Once upon a time, picking the right leaders was easy. Most notably, our hunter-gatherer ancestors lived in small groups where everybody knew each other really well, and most of the critical leadership skills were easily observable: physical strength, dexterity, courage, and speed.
It was also rather costly to pick the wrong leader. You would probably end up beaten, killed, or eaten, as opposed to just changing jobs or moving to a different country.
Fast-forward 200,000 years, and things are a great deal more complex. For starters, the critical leadership qualities that enable some individuals to effectively coordinate collective activity, turning a group of people into a high performing team, are rather abstract and hard to observe with the naked eye: strategic thinking, curiosity, humility, integrity, and technical expertise. You can typically gauge the last in others only when you possess it in similar amounts to them.
Add to this the fact that we are typically asked to detect whether strangers, and people who we rarely meet or interact with, actually have these traits. So, for example, modern voters must decide after a televised presidential debate how to vote, and employers often decide whom to promote or appoint into leadership roles based on an interview.
Our brains push us to rely on our archaic instincts, which makes any objective assessment of leaders the exception rather than the norm. More often than not, we end up picking leaders based on false indicators of potential, which explains the poor performance of leaders in general.
According to scientific estimates, 50% to 60% of managers fail to deliver desired results, not least because they are unable to motivate 64% of their employees. Things are even worse in politics, with typical approval ratings for democratically elected heads of state hovering around 30% to 40%, and disapproval ratings frequently exceeding 60%.

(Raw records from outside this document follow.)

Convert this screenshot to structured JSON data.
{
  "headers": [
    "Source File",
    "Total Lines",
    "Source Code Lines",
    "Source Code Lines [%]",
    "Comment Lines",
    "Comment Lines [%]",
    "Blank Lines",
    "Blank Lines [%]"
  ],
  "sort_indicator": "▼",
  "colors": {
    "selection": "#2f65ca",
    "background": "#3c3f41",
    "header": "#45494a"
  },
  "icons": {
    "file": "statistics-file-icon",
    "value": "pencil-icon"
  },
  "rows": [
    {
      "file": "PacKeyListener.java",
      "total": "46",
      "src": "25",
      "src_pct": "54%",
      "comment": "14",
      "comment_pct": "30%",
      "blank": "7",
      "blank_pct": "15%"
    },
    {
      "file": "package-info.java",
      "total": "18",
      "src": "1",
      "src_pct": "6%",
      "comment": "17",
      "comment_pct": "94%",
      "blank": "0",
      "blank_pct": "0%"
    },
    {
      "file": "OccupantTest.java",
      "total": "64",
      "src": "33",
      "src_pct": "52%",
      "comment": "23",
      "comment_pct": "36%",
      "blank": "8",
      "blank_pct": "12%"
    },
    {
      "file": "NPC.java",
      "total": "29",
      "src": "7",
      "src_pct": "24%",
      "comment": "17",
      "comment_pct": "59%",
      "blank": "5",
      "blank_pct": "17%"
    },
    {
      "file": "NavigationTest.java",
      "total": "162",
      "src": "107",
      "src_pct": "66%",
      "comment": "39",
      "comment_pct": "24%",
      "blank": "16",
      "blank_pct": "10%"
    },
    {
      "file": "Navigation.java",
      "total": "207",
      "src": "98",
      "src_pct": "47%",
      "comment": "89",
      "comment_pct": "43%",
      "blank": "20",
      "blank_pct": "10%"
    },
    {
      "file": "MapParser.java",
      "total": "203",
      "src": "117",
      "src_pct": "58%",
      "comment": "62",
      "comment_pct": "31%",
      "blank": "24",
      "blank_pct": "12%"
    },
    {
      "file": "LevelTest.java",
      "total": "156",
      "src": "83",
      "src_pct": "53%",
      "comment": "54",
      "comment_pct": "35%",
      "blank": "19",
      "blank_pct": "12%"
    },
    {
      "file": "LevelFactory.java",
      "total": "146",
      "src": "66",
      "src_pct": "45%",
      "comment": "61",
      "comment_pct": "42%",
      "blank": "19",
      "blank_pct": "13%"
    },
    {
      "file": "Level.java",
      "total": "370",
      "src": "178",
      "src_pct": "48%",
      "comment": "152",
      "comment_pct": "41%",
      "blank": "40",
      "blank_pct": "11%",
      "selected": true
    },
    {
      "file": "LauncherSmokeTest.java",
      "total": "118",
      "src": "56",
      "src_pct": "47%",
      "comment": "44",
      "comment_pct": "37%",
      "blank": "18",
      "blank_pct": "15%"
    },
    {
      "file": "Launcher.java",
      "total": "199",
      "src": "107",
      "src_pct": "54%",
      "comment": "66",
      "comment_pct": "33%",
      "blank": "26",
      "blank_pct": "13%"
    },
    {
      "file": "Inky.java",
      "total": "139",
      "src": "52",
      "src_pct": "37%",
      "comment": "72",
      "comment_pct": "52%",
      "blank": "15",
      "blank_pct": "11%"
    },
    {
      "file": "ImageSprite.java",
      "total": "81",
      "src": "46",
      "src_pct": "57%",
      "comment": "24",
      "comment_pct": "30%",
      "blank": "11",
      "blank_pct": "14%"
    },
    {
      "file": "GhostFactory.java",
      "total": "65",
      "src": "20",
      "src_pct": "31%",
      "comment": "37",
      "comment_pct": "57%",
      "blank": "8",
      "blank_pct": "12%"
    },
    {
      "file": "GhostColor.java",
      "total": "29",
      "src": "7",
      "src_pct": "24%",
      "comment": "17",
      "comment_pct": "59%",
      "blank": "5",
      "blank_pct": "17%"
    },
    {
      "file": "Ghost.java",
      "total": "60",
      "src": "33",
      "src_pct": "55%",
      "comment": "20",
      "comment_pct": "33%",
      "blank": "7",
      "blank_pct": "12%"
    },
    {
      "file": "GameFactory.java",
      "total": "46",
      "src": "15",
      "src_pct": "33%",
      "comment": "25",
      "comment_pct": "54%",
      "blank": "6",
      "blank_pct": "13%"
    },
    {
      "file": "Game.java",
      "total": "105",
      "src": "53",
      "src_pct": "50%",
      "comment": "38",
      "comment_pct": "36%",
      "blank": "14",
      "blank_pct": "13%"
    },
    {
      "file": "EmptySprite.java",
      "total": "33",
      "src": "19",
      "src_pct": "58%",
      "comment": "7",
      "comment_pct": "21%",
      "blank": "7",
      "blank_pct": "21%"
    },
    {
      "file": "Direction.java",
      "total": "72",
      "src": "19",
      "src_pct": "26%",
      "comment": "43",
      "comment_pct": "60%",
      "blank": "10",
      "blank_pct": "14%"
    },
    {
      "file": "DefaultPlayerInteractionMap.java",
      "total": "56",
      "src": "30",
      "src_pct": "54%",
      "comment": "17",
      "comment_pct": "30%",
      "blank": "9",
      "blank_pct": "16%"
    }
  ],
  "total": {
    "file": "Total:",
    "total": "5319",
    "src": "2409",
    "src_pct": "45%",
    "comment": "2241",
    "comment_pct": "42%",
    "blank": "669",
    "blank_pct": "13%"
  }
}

History is replete with catastrophic examples of dictatorial, toxic, and parasitic leaders who inflict irreparable damage on their people. Many start their ascend in democratic ways, continuing to enjoy popular support even as they cease power and restrict public choice, which highlights the importance of picking competent and honest leaders. As an academic review noted: “Ultimately, it is followers who legitimize leaders, empower them, and provide them with the means to attain their visions and goals.”
An obvious requirement for overcoming this problem is to stop focusing on the wrong traits when we infer leadership potential. These five stand out for their pervasive popularity.
Although confidence is only marginally related to competence, we often interpret it as a sign of leadership potential. Research shows that our tendency to think more highly of ourselves than we should is actually motivated by the desire to convince others that we are competent.
So, the more overconfident and deluded you are, the more likely it is that you will fool others into thinking that you are leadership material, explaining the problematic preponderance of leaders who are unaware of their limitations, and unjustifiably pleased with themselves.
We all love the idea of an inclusive, kind, empathetic leader who inspires through trust and knowledge, bringing others along with their vision, and leading from the front. Why? Because too often what we get is the reverse: tough, despotic, authoritarian leaders who manage with power and coercion, and who get to the top because of their bold bravado and aggressiveness.
The logic is simple: If someone gets to the top through sheer intimidation and force, we should not expect much consideration for followers once they get there.
STATUS (ALSO KNOWN AS PRIVILEGE)
Humans are naturally hierarchical. Even in the absence of formal structures, we attribute and perceive different degrees of status and power to different people, which determines their ability to influence others—or lack thereof.
Unfortunately, even in seemingly meritocratic societies status is fueled, not just by talent or merit, but also by privilege, social class, gender, race, and attractiveness. In other words, if you belong to the “in group,” you will stand a greater chance to be perceived and legitimized as leader, and such stereotypes will continue to cloud people’s perceptions of your performance once you are in charge.
By the same token, those who don’t belong to the in-group (“old boys club”) will face an uphill battle, not just to emerge as leaders, but to persuade the prejudiced masses that they actually got theirs through merit.
Although charisma is not harmful per se, when coupled with incompetence, lack of talent, and especially lack of integrity, it can result in a rather toxic combination and be devastating for others. Think Hitler, Stalin, and Mao who used it to fuel their cult of personality.
This dark side of charisma is hard to resist because we are seduced by its bright side: the warmth, vision, and antiestablishment rhetoric of those who promise to elevate our own status and well-being while pursuing selfish, greedy, and psychopathic goals.
We seem to not just tolerate but celebrate those who celebrate themselves. Instead of making humility a universal prerequisite for leadership, we gravitate toward those who are their own biggest fans, and who express megalomaniac fantasies of grandeur with unashamed pomposity and self-promotion.
Unsurprisingly, there is a negative correlation between how narcissistic you are, and how well you perform as a leader. Elon Musk may have the talents to back it up, but according to science, he would be more effective if he had some humility.
an effort to elect and select leaders on the basis of their actual competence, integrity, and humility, we will end up with the right person in charge more often, and the wrong person in charge less often. This has enormous benefits for all.